• [WHAT YOU WILL DO]:
An exact copy of the entries, with every picture omitted, is what is needed here.

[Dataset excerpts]
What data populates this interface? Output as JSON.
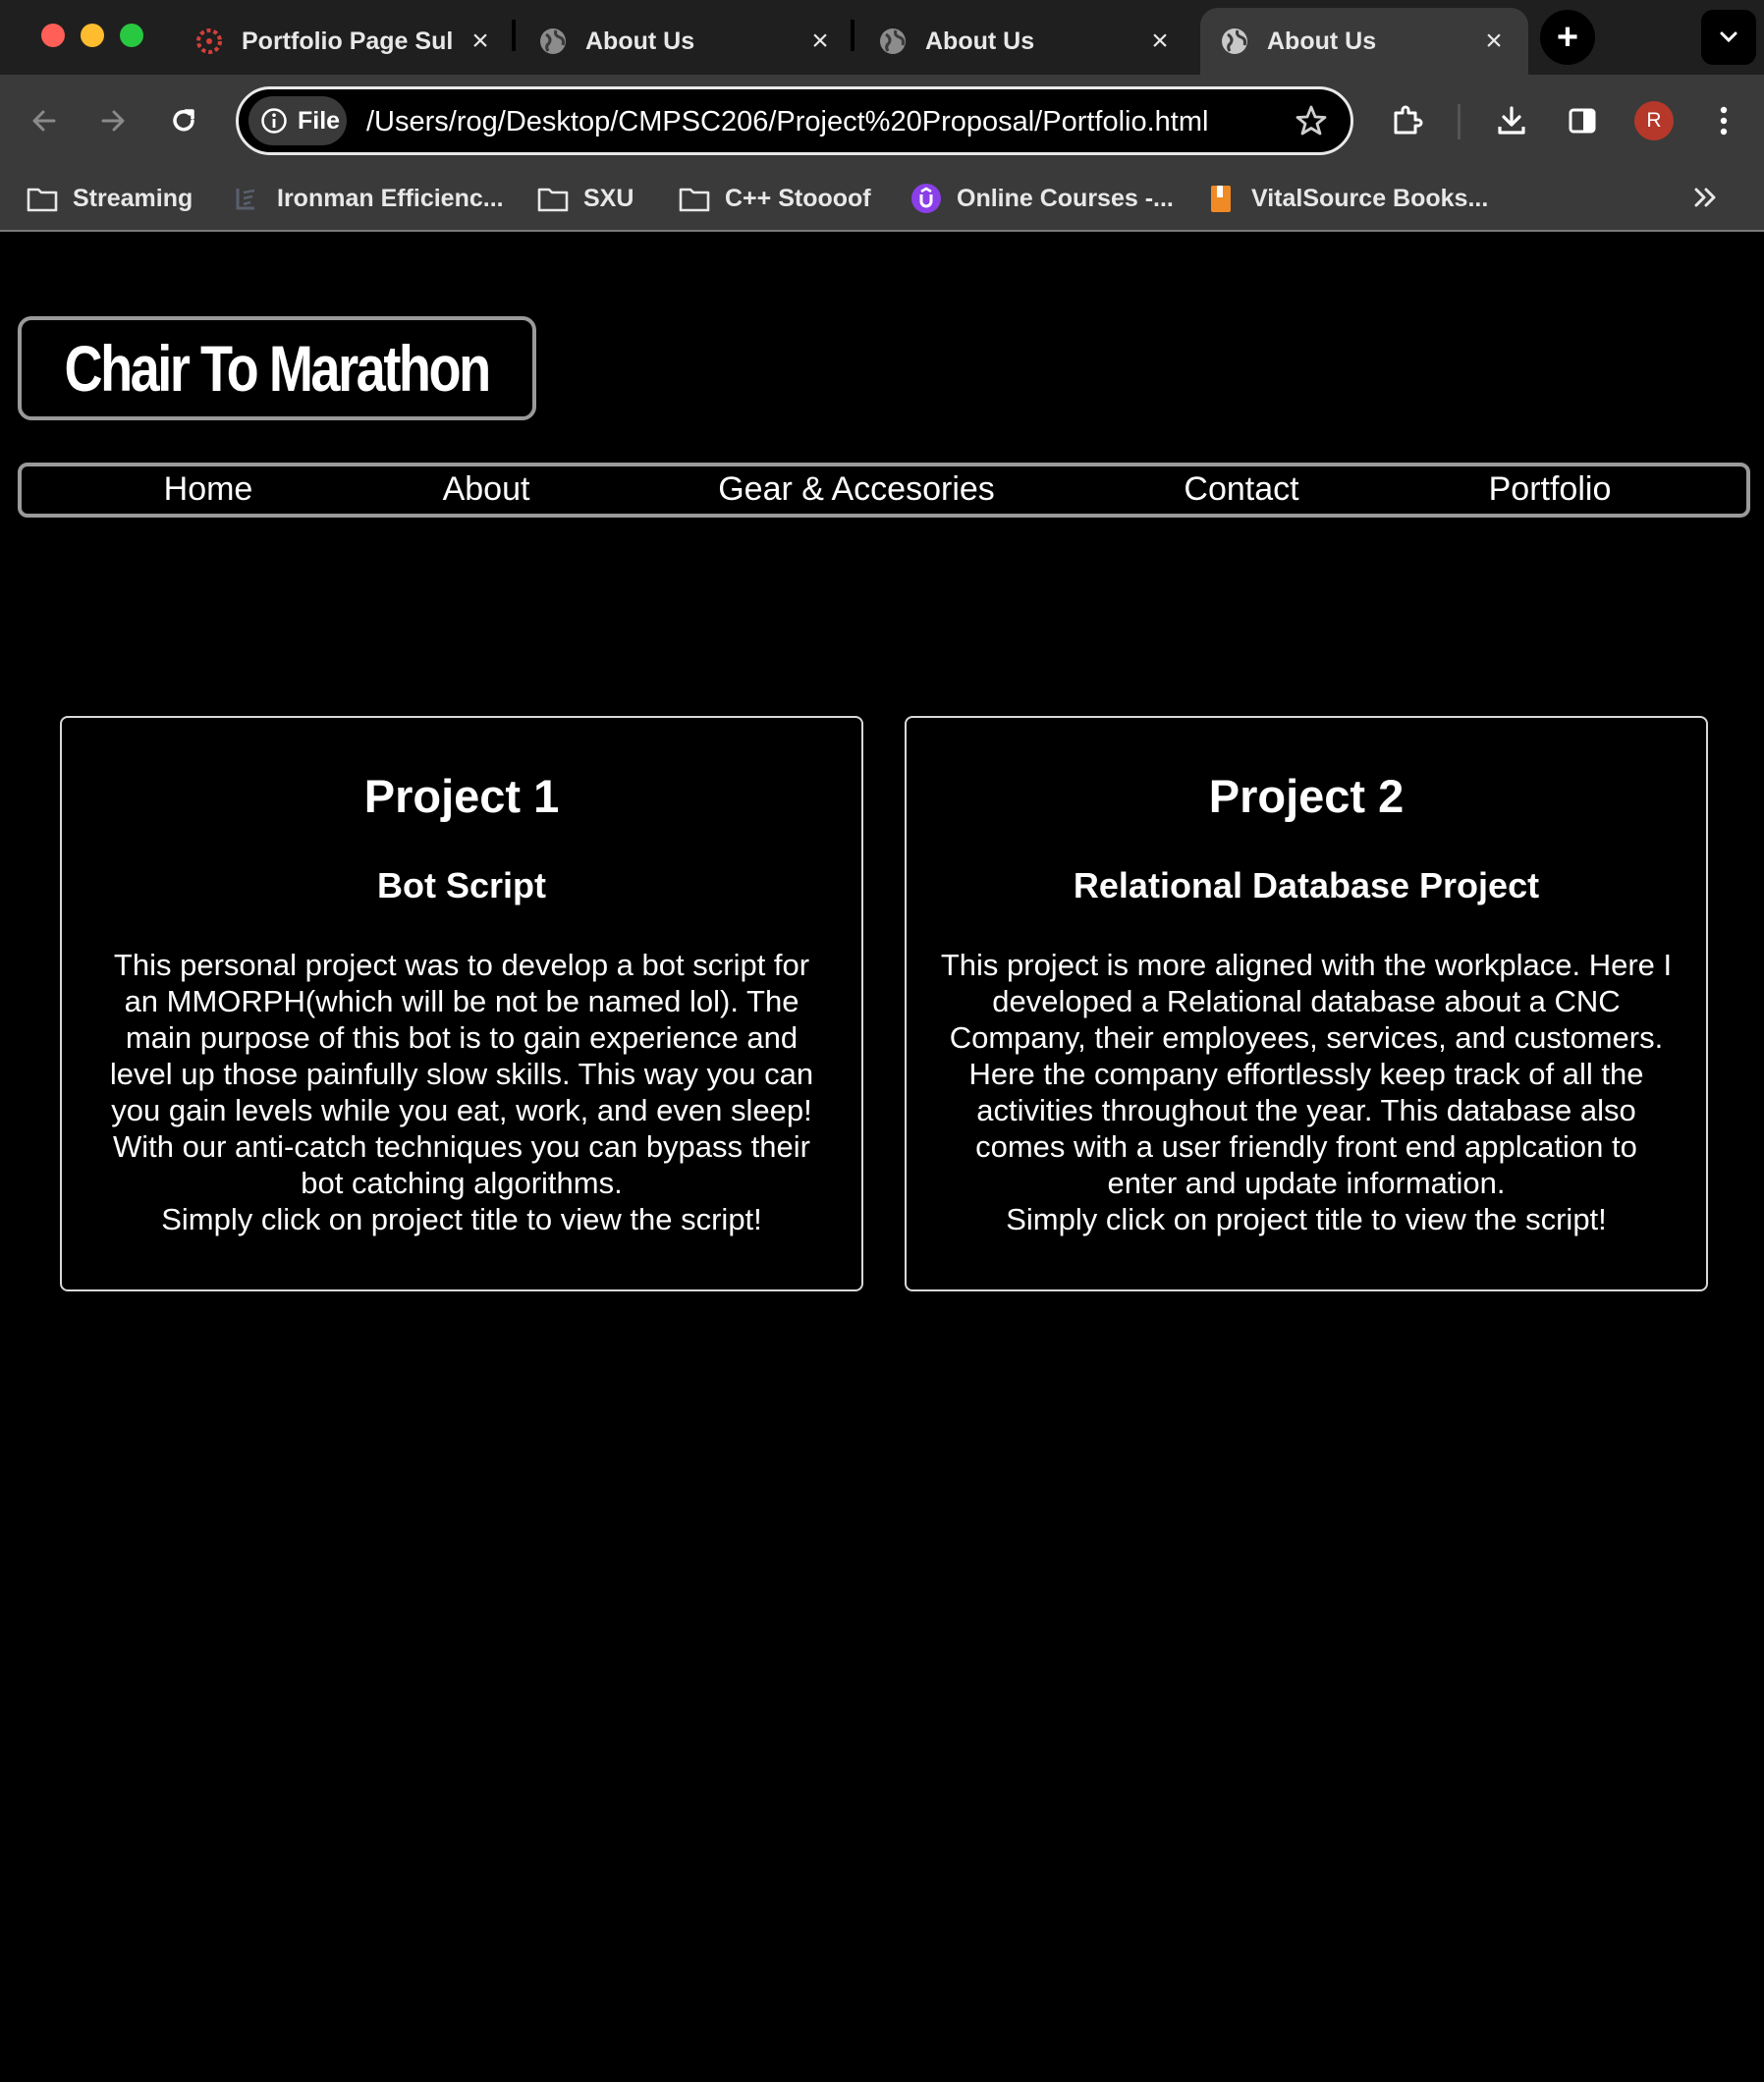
{
  "browser": {
    "tabs": [
      {
        "title": "Portfolio Page Sul",
        "icon": "canvas-logo-icon",
        "active": false
      },
      {
        "title": "About Us",
        "icon": "globe-icon",
        "active": false
      },
      {
        "title": "About Us",
        "icon": "globe-icon",
        "active": false
      },
      {
        "title": "About Us",
        "icon": "globe-icon",
        "active": true
      }
    ],
    "address_bar": {
      "chip_label": "File",
      "url": "/Users/rog/Desktop/CMPSC206/Project%20Proposal/Portfolio.html"
    },
    "profile_initial": "R",
    "bookmarks": [
      {
        "label": "Streaming",
        "icon": "folder-icon"
      },
      {
        "label": "Ironman Efficienc...",
        "icon": "ironman-logo-icon"
      },
      {
        "label": "SXU",
        "icon": "folder-icon"
      },
      {
        "label": "C++ Stoooof",
        "icon": "folder-icon"
      },
      {
        "label": "Online Courses -...",
        "icon": "udemy-logo-icon"
      },
      {
        "label": "VitalSource Books...",
        "icon": "vitalsource-logo-icon"
      }
    ]
  },
  "site": {
    "logo_text": "Chair To Marathon",
    "nav": [
      "Home",
      "About",
      "Gear & Accesories",
      "Contact",
      "Portfolio"
    ],
    "projects": [
      {
        "heading": "Project 1",
        "subtitle": "Bot Script",
        "lines": [
          "This personal project was to develop a bot script for",
          "an MMORPH(which will be not be named lol). The",
          "main purpose of this bot is to gain experience and",
          "level up those painfully slow skills. This way you can",
          "you gain levels while you eat, work, and even sleep!",
          "With our anti-catch techniques you can bypass their",
          "bot catching algorithms.",
          "Simply click on project title to view the script!"
        ]
      },
      {
        "heading": "Project 2",
        "subtitle": "Relational Database Project",
        "lines": [
          "This project is more aligned with the workplace. Here I",
          "developed a Relational database about a CNC",
          "Company, their employees, services, and customers.",
          "Here the company effortlessly keep track of all the",
          "activities throughout the year. This database also",
          "comes with a user friendly front end applcation to",
          "enter and update information.",
          "Simply click on project title to view the script!"
        ]
      }
    ]
  },
  "colors": {
    "page_background": "#000000",
    "chrome_dark": "#1f1f1f",
    "chrome_toolbar": "#3a3a3a",
    "border_gray": "#9a9a9a",
    "avatar": "#b5382a"
  }
}
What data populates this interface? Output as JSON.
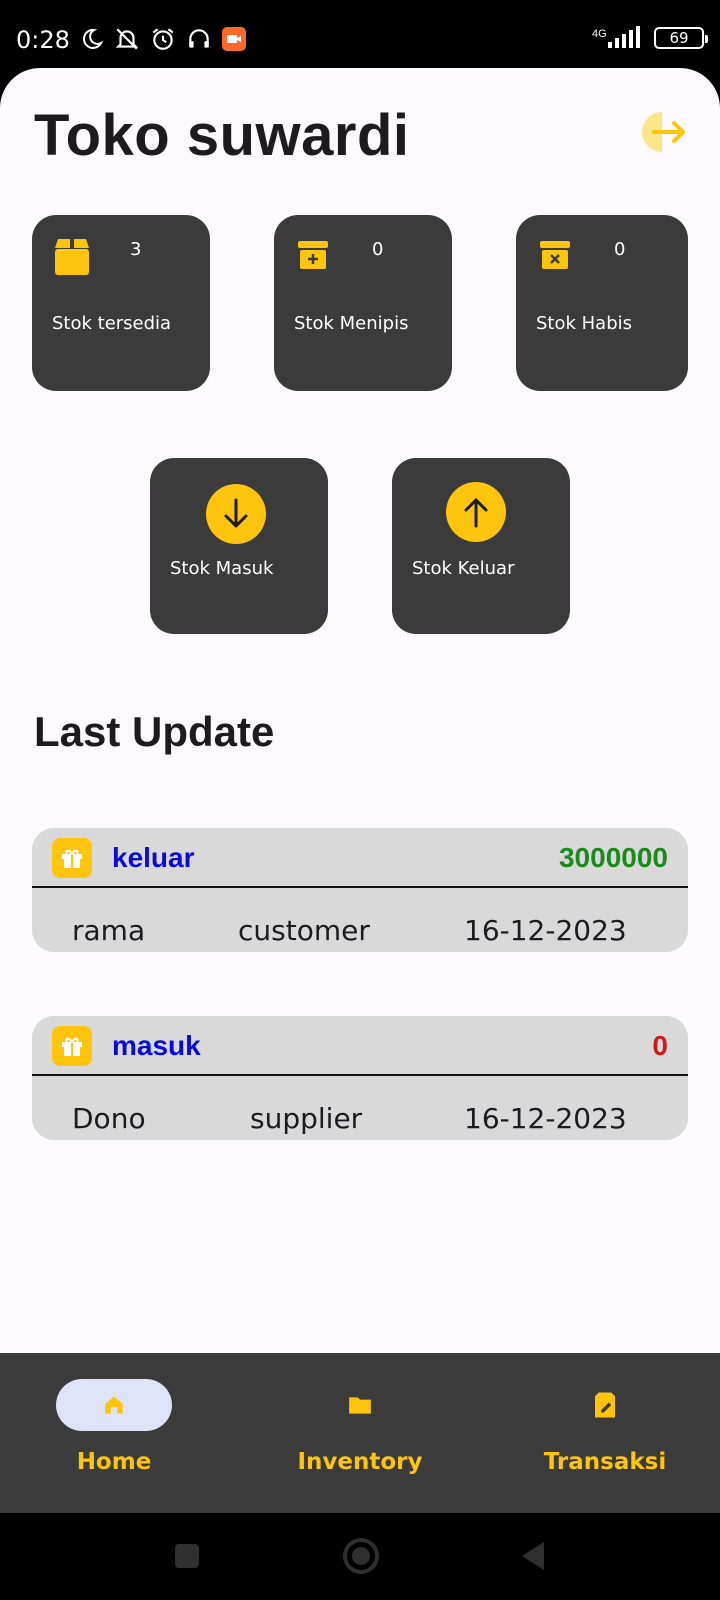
{
  "status_bar": {
    "time": "0:28",
    "network": "4G",
    "battery": "69"
  },
  "header": {
    "title": "Toko suwardi"
  },
  "stock_cards": [
    {
      "label": "Stok tersedia",
      "count": "3"
    },
    {
      "label": "Stok Menipis",
      "count": "0"
    },
    {
      "label": "Stok Habis",
      "count": "0"
    }
  ],
  "action_cards": [
    {
      "label": "Stok Masuk"
    },
    {
      "label": "Stok Keluar"
    }
  ],
  "last_update": {
    "title": "Last Update",
    "items": [
      {
        "type": "keluar",
        "amount": "3000000",
        "amount_color": "#1a8a1a",
        "name": "rama",
        "role": "customer",
        "date": "16-12-2023"
      },
      {
        "type": "masuk",
        "amount": "0",
        "amount_color": "#cc1a1a",
        "name": "Dono",
        "role": "supplier",
        "date": "16-12-2023"
      }
    ]
  },
  "bottom_nav": {
    "items": [
      {
        "label": "Home",
        "icon": "home-icon",
        "active": true
      },
      {
        "label": "Inventory",
        "icon": "folder-icon",
        "active": false
      },
      {
        "label": "Transaksi",
        "icon": "receipt-edit-icon",
        "active": false
      }
    ]
  },
  "colors": {
    "accent": "#ffc40c",
    "card_bg": "#3b3b3b",
    "type_text": "#0a0ad8"
  }
}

• [RESULT OF THE EXERCISE]:
What data populates this interface? Output as JSON.
{
  "browser": {
    "tabs": [
      {
        "title": "Portfolio Page Sul",
        "icon": "canvas-logo-icon",
        "active": false
      },
      {
        "title": "About Us",
        "icon": "globe-icon",
        "active": false
      },
      {
        "title": "About Us",
        "icon": "globe-icon",
        "active": false
      },
      {
        "title": "About Us",
        "icon": "globe-icon",
        "active": true
      }
    ],
    "address_bar": {
      "chip_label": "File",
      "url": "/Users/rog/Desktop/CMPSC206/Project%20Proposal/Portfolio.html"
    },
    "profile_initial": "R",
    "bookmarks": [
      {
        "label": "Streaming",
        "icon": "folder-icon"
      },
      {
        "label": "Ironman Efficienc...",
        "icon": "ironman-logo-icon"
      },
      {
        "label": "SXU",
        "icon": "folder-icon"
      },
      {
        "label": "C++ Stoooof",
        "icon": "folder-icon"
      },
      {
        "label": "Online Courses -...",
        "icon": "udemy-logo-icon"
      },
      {
        "label": "VitalSource Books...",
        "icon": "vitalsource-logo-icon"
      }
    ]
  },
  "site": {
    "logo_text": "Chair To Marathon",
    "nav": [
      "Home",
      "About",
      "Gear & Accesories",
      "Contact",
      "Portfolio"
    ],
    "projects": [
      {
        "heading": "Project 1",
        "subtitle": "Bot Script",
        "lines": [
          "This personal project was to develop a bot script for",
          "an MMORPH(which will be not be named lol). The",
          "main purpose of this bot is to gain experience and",
          "level up those painfully slow skills. This way you can",
          "you gain levels while you eat, work, and even sleep!",
          "With our anti-catch techniques you can bypass their",
          "bot catching algorithms.",
          "Simply click on project title to view the script!"
        ]
      },
      {
        "heading": "Project 2",
        "subtitle": "Relational Database Project",
        "lines": [
          "This project is more aligned with the workplace. Here I",
          "developed a Relational database about a CNC",
          "Company, their employees, services, and customers.",
          "Here the company effortlessly keep track of all the",
          "activities throughout the year. This database also",
          "comes with a user friendly front end applcation to",
          "enter and update information.",
          "Simply click on project title to view the script!"
        ]
      }
    ]
  },
  "colors": {
    "page_background": "#000000",
    "chrome_dark": "#1f1f1f",
    "chrome_toolbar": "#3a3a3a",
    "border_gray": "#9a9a9a",
    "avatar": "#b5382a"
  }
}
What data populates this interface? Output as JSON.
{
  "status_bar": {
    "time": "0:28",
    "network": "4G",
    "battery": "69"
  },
  "header": {
    "title": "Toko suwardi"
  },
  "stock_cards": [
    {
      "label": "Stok tersedia",
      "count": "3"
    },
    {
      "label": "Stok Menipis",
      "count": "0"
    },
    {
      "label": "Stok Habis",
      "count": "0"
    }
  ],
  "action_cards": [
    {
      "label": "Stok Masuk"
    },
    {
      "label": "Stok Keluar"
    }
  ],
  "last_update": {
    "title": "Last Update",
    "items": [
      {
        "type": "keluar",
        "amount": "3000000",
        "amount_color": "#1a8a1a",
        "name": "rama",
        "role": "customer",
        "date": "16-12-2023"
      },
      {
        "type": "masuk",
        "amount": "0",
        "amount_color": "#cc1a1a",
        "name": "Dono",
        "role": "supplier",
        "date": "16-12-2023"
      }
    ]
  },
  "bottom_nav": {
    "items": [
      {
        "label": "Home",
        "icon": "home-icon",
        "active": true
      },
      {
        "label": "Inventory",
        "icon": "folder-icon",
        "active": false
      },
      {
        "label": "Transaksi",
        "icon": "receipt-edit-icon",
        "active": false
      }
    ]
  },
  "colors": {
    "accent": "#ffc40c",
    "card_bg": "#3b3b3b",
    "type_text": "#0a0ad8"
  }
}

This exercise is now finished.